TUESDAY, Sept. 12, 2023 (HealthDay News) -- Only about one-quarter of adults who are overdue for colorectal cancer (CRC) screening receive a recommendation from their clinician, according to a research letter published online Sept. 12 in the Annals of Internal Medicine.
Jordan Baeker Bispo, Ph.D., M.P.H., from the American Cancer Society in Kennesaw, Georgia, and colleagues estimated the prevalence of receiving a clinician recommendation for CRC screening among underscreened U.S. adults using pooled data from the 2019 and 2021 National Health Interview Survey. A total of 5,022 adults who were eligible and overdue for CRC screening and had undergone a wellness visit in the past year were included in the analysis.
The researchers found that overall, 26.8 percent of these adults reported receiving a clinician recommendation for CRC screening. The prevalence varied from less than 10 to 32 percent for adults without a usual source of care and for those with a family income exceeding 400 percent of the federal poverty level, respectively. The prevalence of reporting a clinician recommendation for CRC screening was lower for non-Hispanic Asian, non-Hispanic Black, and Hispanic adults than non-Hispanic Whites (adjusted prevalence ratios, 0.53, 0.76, and 0.82, respectively) and was lower for those with less than a high school education versus those who had completed college and for uninsured adults versus those with private insurance (adjusted prevalence ratios, 0.76 and 0.51, respectively).
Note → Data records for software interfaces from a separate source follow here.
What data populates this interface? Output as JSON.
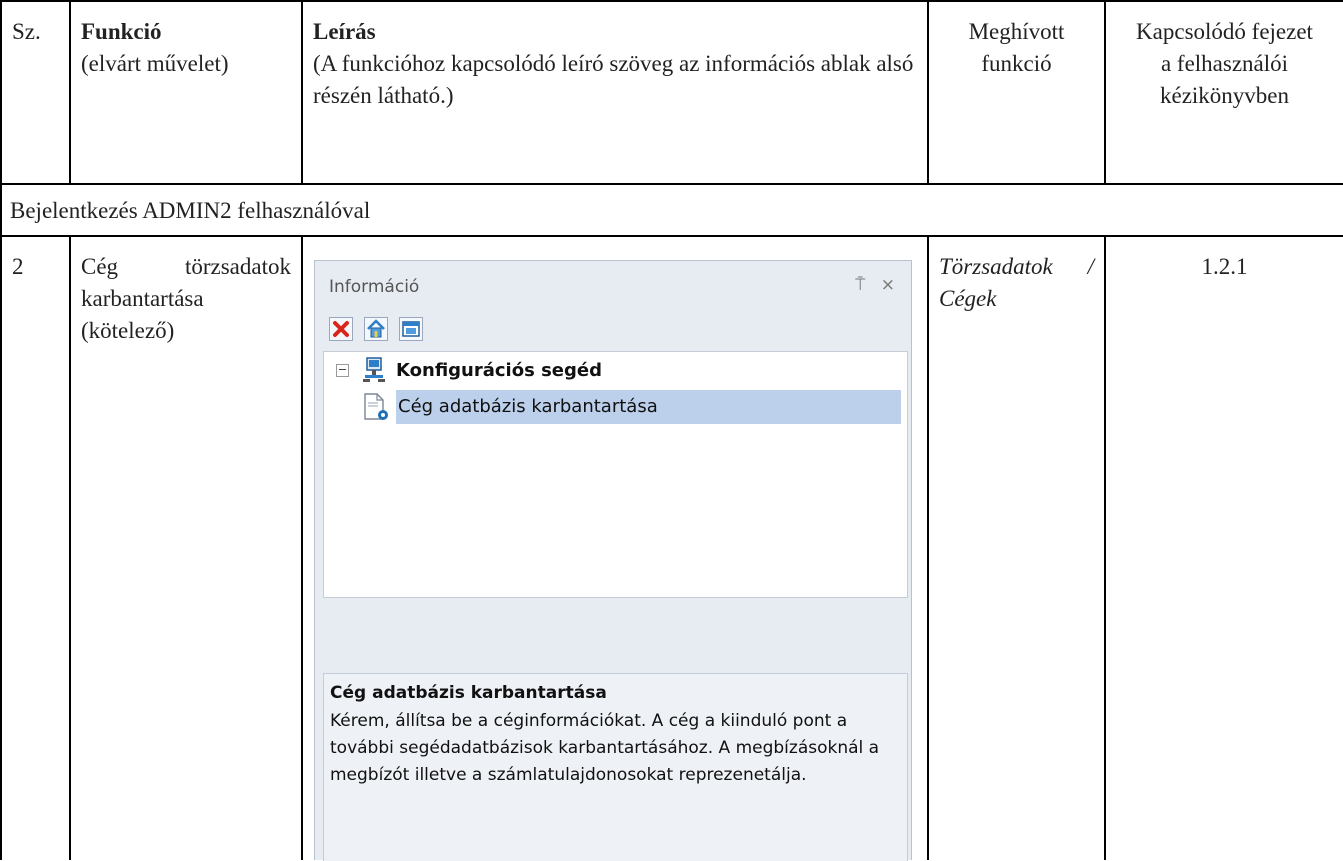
{
  "header": {
    "col_num": "Sz.",
    "col_function_title": "Funkció",
    "col_function_sub": "(elvárt művelet)",
    "col_desc_title": "Leírás",
    "col_desc_sub": "(A funkcióhoz kapcsolódó leíró szöveg az információs ablak alsó részén látható.)",
    "col_called": "Meghívott funkció",
    "col_chapter": "Kapcsolódó fejezet a felhasználói kézikönyvben"
  },
  "section_row": "Bejelentkezés ADMIN2 felhasználóval",
  "row": {
    "num": "2",
    "function_line1": "Cég törzsadatok",
    "function_line2": "karbantartása",
    "function_line3": "(kötelező)",
    "called_line1": "Törzsadatok /",
    "called_line2": "Cégek",
    "chapter": "1.2.1"
  },
  "panel": {
    "title": "Információ",
    "pin_glyph": "⍑",
    "close_glyph": "×",
    "toolbar_icons": [
      "delete-icon",
      "home-icon",
      "window-icon"
    ],
    "tree_root": "Konfigurációs segéd",
    "tree_child": "Cég adatbázis karbantartása",
    "expander_glyph": "−",
    "desc_title": "Cég adatbázis karbantartása",
    "desc_text": "Kérem, állítsa be a céginformációkat. A cég a kiinduló pont a további segédadatbázisok karbantartásához. A megbízásoknál a megbízót illetve a számlatulajdonosokat reprezenetálja."
  },
  "colors": {
    "selection": "#bcd0ec",
    "panel_bg": "#e7ebf2",
    "delete_red": "#d9261c"
  }
}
"The findings highlight a major communication gap about CRC prevention in the clinical setting," the authors write.